Exercise data ::
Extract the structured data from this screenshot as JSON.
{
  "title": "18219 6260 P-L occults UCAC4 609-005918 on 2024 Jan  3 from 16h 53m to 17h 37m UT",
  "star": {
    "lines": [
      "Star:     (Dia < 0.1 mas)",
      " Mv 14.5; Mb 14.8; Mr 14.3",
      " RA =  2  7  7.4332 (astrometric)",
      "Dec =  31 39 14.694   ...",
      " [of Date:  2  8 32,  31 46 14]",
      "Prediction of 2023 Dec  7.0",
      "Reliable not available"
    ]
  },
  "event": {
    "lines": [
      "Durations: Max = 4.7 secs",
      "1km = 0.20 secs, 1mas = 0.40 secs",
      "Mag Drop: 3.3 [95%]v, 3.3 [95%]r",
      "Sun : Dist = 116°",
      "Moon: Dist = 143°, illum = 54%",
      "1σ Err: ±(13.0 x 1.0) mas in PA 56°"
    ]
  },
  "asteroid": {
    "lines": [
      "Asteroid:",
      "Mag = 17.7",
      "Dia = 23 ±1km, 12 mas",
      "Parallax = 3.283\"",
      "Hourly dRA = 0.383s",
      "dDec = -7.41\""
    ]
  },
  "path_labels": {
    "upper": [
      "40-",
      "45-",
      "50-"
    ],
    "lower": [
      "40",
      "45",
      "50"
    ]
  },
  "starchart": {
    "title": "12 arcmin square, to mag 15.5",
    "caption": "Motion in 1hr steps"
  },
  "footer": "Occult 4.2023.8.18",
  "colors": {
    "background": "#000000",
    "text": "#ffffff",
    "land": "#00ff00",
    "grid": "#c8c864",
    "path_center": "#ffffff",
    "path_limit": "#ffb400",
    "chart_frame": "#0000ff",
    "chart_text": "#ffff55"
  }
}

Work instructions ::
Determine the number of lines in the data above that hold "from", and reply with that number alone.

Solution ::
2